Thursday, January 21, 2016

Late Apple CEO Steve Jobs was hopeful about the iAd, a mobile advertising platform that utilizes emotions associated with TV ads and the interactivity that makes up web ads. Despite Jobs’ ambitions for the project, it appears Apple is bypassing it, or will attempt to revamp it completely.

New Report

The mobile ad network was pushed for six years, however a new report from BuzzFeed suggested Apple is slowly saying goodbye to iAd sales and focusing on an automated platform instead. This is widely regarded as a huge change since Apple was reportedly going to charge advertisers about $1 million to place ads on iPhones, iPads, and iPod Touches. iAd launched in July of 2010, with the Wall Street Journal reporting Apple could charge upwards of $10 million for the right to place ads on its devices. It was considered an outstanding advertising option at that time, and ads cost between $100,000 and $200,000.


Apple has noted it will seek to expand the iAd platform through a self-service ad-buying feature that’s become popular among publishers. This expansion is expected to take place over the next few months.

The Initial Launch

The platform’s 2010 launch saw mobile ad campaigns from bigwigs such as Walt Disney Studios, Target, Best Buy, AT&T, State Farm, and numerous others, with iAd commitments totaling over $60 million at the time. This represented almost 50 percent of predicted mobile ad spending in the U.S. for the second half of 2010.

An Attractive Idea…

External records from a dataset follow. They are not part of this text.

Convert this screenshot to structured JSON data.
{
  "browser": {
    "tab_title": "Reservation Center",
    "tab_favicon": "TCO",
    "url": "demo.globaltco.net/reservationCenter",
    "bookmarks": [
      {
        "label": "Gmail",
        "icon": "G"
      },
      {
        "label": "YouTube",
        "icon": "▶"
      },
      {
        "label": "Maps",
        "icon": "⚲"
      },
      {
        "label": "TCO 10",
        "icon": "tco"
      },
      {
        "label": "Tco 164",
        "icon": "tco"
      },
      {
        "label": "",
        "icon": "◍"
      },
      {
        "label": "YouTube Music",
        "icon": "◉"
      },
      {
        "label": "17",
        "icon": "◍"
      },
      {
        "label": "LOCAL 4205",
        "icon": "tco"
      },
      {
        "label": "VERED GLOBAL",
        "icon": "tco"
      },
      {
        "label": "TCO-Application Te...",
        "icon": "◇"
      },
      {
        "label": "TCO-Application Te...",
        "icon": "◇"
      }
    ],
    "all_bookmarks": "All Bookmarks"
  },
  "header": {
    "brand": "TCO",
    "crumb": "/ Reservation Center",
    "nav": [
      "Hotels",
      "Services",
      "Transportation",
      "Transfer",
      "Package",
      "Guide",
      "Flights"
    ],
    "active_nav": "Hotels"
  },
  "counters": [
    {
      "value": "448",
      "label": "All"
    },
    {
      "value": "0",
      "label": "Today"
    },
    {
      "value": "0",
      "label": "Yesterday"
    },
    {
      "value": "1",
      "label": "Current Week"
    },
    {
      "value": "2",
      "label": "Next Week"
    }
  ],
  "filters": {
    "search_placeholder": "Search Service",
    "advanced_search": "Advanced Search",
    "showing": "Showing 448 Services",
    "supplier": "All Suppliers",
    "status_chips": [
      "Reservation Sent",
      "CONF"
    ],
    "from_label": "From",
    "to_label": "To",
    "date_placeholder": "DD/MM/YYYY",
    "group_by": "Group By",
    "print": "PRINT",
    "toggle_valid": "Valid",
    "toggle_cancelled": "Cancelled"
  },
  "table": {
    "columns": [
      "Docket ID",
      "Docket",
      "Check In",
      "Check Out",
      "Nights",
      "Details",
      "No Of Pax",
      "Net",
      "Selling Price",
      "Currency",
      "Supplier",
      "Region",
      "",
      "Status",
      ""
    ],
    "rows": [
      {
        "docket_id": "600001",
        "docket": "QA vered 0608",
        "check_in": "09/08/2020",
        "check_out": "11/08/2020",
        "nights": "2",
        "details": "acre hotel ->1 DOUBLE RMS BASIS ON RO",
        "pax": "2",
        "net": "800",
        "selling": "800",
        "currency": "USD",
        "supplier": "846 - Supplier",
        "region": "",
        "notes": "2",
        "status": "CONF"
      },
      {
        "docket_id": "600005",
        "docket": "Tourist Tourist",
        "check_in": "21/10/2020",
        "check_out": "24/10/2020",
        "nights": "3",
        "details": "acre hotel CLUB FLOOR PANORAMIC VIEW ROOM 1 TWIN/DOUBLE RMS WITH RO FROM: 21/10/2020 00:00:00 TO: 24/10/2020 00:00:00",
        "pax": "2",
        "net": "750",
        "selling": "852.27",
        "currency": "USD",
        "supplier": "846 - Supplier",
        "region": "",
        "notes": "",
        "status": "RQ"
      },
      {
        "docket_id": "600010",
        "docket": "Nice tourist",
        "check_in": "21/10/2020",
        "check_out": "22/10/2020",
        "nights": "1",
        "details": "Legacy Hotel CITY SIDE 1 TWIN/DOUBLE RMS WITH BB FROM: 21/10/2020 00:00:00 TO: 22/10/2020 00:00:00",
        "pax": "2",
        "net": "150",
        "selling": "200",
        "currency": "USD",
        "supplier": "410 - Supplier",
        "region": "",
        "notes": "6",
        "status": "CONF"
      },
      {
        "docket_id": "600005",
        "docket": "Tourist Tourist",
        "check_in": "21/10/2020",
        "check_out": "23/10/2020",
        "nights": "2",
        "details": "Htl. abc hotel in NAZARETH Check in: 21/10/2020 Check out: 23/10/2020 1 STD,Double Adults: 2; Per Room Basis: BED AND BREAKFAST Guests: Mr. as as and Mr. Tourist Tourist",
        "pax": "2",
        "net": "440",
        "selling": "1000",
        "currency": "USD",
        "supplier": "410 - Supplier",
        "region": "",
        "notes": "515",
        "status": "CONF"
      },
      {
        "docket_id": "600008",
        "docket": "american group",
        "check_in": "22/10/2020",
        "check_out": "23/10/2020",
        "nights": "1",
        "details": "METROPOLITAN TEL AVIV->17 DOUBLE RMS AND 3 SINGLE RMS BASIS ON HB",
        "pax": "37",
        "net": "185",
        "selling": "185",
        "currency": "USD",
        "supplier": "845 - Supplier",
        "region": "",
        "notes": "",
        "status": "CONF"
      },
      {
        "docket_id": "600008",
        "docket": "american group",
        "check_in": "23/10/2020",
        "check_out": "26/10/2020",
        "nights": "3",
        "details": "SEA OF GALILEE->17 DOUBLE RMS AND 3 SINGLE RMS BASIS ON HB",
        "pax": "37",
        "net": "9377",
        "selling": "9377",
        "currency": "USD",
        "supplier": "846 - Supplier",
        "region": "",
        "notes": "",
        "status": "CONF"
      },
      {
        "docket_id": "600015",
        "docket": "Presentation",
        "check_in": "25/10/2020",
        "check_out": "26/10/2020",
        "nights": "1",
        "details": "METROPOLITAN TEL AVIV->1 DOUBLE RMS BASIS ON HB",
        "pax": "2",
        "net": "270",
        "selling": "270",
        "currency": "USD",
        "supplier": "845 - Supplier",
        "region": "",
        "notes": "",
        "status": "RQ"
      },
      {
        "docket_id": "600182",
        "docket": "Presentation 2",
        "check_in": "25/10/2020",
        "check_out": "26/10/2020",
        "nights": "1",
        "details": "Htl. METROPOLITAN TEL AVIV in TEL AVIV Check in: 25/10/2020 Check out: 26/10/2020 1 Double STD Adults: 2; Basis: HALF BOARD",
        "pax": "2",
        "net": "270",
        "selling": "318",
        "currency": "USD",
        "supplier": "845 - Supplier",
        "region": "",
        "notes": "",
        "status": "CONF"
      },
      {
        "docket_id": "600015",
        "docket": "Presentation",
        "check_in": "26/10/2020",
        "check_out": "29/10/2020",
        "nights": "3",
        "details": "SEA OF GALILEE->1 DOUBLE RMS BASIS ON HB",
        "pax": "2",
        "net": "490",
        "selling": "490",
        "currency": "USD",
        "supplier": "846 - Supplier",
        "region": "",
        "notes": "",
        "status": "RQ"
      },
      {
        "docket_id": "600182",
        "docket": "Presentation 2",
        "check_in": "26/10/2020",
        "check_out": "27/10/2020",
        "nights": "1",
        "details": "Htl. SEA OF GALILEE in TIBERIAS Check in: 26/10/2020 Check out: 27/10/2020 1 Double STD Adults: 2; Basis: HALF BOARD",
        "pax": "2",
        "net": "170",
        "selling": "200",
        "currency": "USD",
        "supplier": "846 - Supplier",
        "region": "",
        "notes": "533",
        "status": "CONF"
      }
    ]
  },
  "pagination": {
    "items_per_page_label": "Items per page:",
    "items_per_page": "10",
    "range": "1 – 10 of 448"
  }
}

The iAd platform was appealing because it solved a legitimate mobile ad industry issue. Users who clicked on mobile ads in 2010 were usually navigated to a separate web browser that loaded advertisers’ web pages. They subsequently had to get back to the original app they were using, but often found it difficult to return to what they were working on. Apple alleviated this issue through the display of full-screen video and interactive ad content so users wouldn’t have to leave their apps to check out an ad. And while the iAd was arguably a very attractive idea, it didn’t exactly live up to its hype, or Jobs’ expectations. According to eMarketer, last year was fantastic with regard to ad spending in the U.S., and mobile ads were thought to overtake desktop ads for the first time in advertising history. eMarketer predicted mobile would account for 51.9 percent of digital spending in 2015, and that the desktop share would continue to decline through 2019.

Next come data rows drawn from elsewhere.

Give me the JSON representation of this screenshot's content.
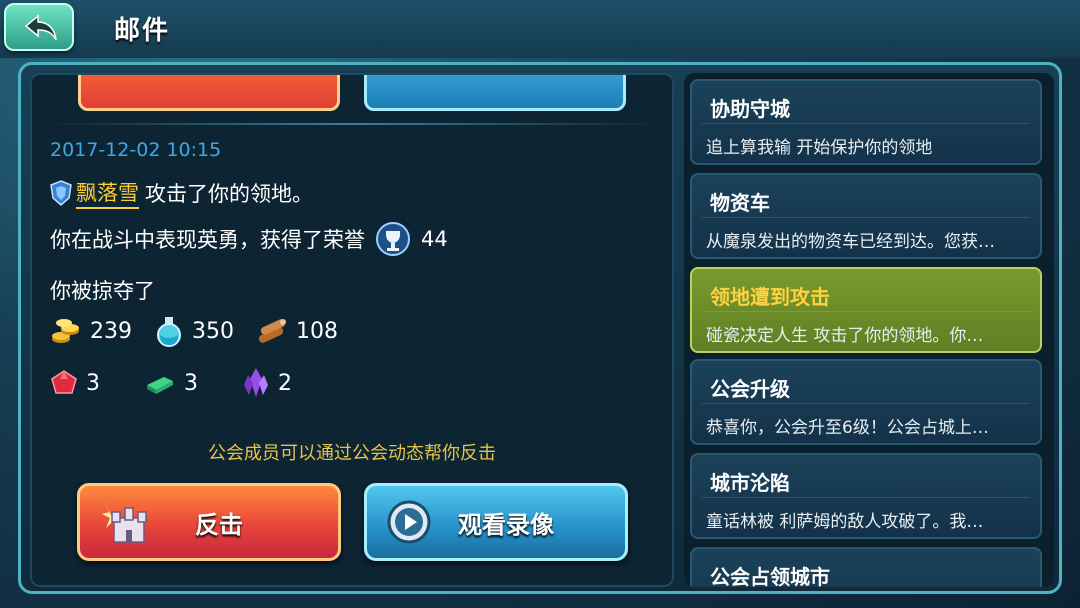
{
  "header": {
    "title": "邮件"
  },
  "detail": {
    "top_buttons": {
      "attack_label": "反击",
      "watch_label": "观看录像"
    },
    "date": "2017-12-02 10:15",
    "player_name": "飘落雪",
    "attack_text": "攻击了你的领地。",
    "honor_text": "你在战斗中表现英勇，获得了荣誉",
    "honor_value": "44",
    "plunder_text": "你被掠夺了",
    "resources_row1": [
      {
        "icon": "gold-coins-icon",
        "value": "239"
      },
      {
        "icon": "potion-flask-icon",
        "value": "350"
      },
      {
        "icon": "wood-logs-icon",
        "value": "108"
      }
    ],
    "resources_row2": [
      {
        "icon": "red-gem-icon",
        "value": "3"
      },
      {
        "icon": "green-bar-icon",
        "value": "3"
      },
      {
        "icon": "purple-crystal-icon",
        "value": "2"
      }
    ],
    "hint": "公会成员可以通过公会动态帮你反击",
    "buttons": {
      "attack_label": "反击",
      "watch_label": "观看录像"
    }
  },
  "mail_list": [
    {
      "title": "协助守城",
      "preview": "追上算我输 开始保护你的领地",
      "active": false
    },
    {
      "title": "物资车",
      "preview": "从魔泉发出的物资车已经到达。您获…",
      "active": false
    },
    {
      "title": "领地遭到攻击",
      "preview": "碰瓷决定人生 攻击了你的领地。你…",
      "active": true
    },
    {
      "title": "公会升级",
      "preview": "恭喜你，公会升至6级！公会占城上…",
      "active": false
    },
    {
      "title": "城市沦陷",
      "preview": "童话林被 利萨姆的敌人攻破了。我…",
      "active": false
    },
    {
      "title": "公会占领城市",
      "preview": "",
      "active": false
    }
  ],
  "colors": {
    "accent_blue": "#3fa8e8",
    "player_gold": "#ffcc33",
    "hint_yellow": "#e6c44a",
    "active_item_green": "#6f8f29"
  }
}
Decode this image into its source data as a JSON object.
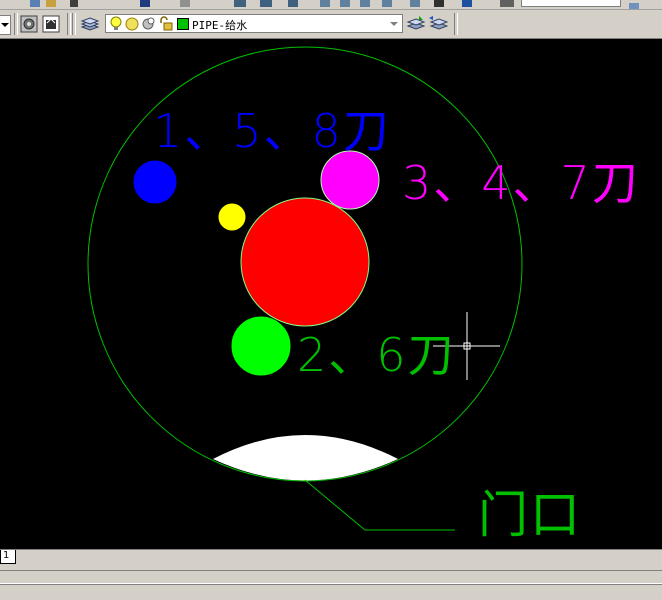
{
  "toolbar": {
    "layer_name": "PIPE-给水",
    "layer_color": "#00c000"
  },
  "drawing": {
    "background": "#000000",
    "labels": {
      "blue": "1、5、8刀",
      "magenta": "3、4、7刀",
      "green": "2、6刀",
      "door": "门口"
    },
    "colors": {
      "outline": "#00c000",
      "blue": "#0000ff",
      "magenta": "#ff00ff",
      "red": "#ff0000",
      "yellow": "#ffff00",
      "green": "#00ff00",
      "arc": "#ffffff",
      "crosshair": "#ffffff"
    }
  },
  "tabs": {
    "layout_tab": "1"
  },
  "icons": [
    "layers-icon",
    "lightbulb-icon",
    "sun-icon",
    "freeze-icon",
    "lock-icon",
    "color-swatch-icon",
    "dropdown-arrow-icon",
    "make-current-icon",
    "layer-previous-icon"
  ]
}
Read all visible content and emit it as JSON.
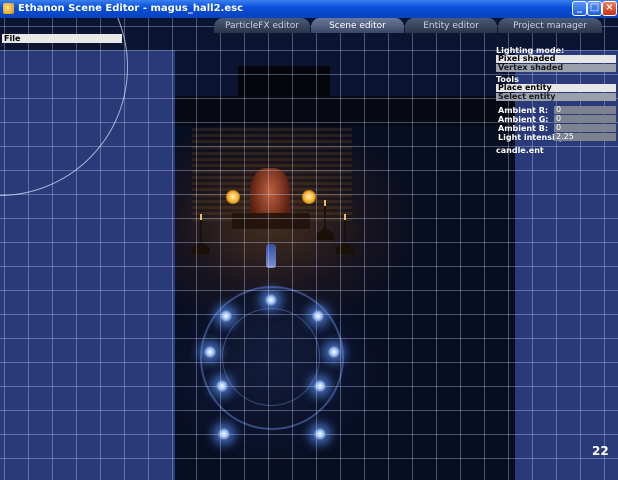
{
  "window": {
    "title": "Ethanon Scene Editor - magus_hall2.esc",
    "minimize_label": "_",
    "maximize_label": "□",
    "close_label": "×"
  },
  "tabs": [
    {
      "label": "ParticleFX editor",
      "active": false
    },
    {
      "label": "Scene editor",
      "active": true
    },
    {
      "label": "Entity editor",
      "active": false
    },
    {
      "label": "Project manager",
      "active": false
    }
  ],
  "menu": {
    "file_label": "File"
  },
  "panel": {
    "lighting_mode_label": "Lighting mode:",
    "lighting_options": [
      {
        "label": "Pixel shaded",
        "selected": true
      },
      {
        "label": "Vertex shaded",
        "selected": false
      }
    ],
    "tools_label": "Tools",
    "tool_options": [
      {
        "label": "Place entity",
        "selected": true
      },
      {
        "label": "Select entity",
        "selected": false
      }
    ],
    "ambient": [
      {
        "label": "Ambient R:",
        "value": "0"
      },
      {
        "label": "Ambient G:",
        "value": "0"
      },
      {
        "label": "Ambient B:",
        "value": "0"
      },
      {
        "label": "Light intensity:",
        "value": "2.25"
      }
    ],
    "current_entity": "candle.ent"
  },
  "fps": "22"
}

A Big Difference

The iAd made for about $487 million in ad revenue in 2014, according to eMarketer. Compare that to the estimated $59.6 billion generated by Google and the $11.5 billion generated by Facebook in the same year. Apple therefore accounted for 2.5 percent of the market share in 2014.

So, why did the iAd fall short? Is it due to Jobs’ death, which interfered with his company’s ad vision? Did Tim Cook’s data aggregation philosophy have an impact on ad strategy? He criticized Facebook and Google in 2015, saying that they used private consumer information for profit.

Essentially, Apple underestimated the challenges associated with iAd success. Why? They’re not an ad-driven company.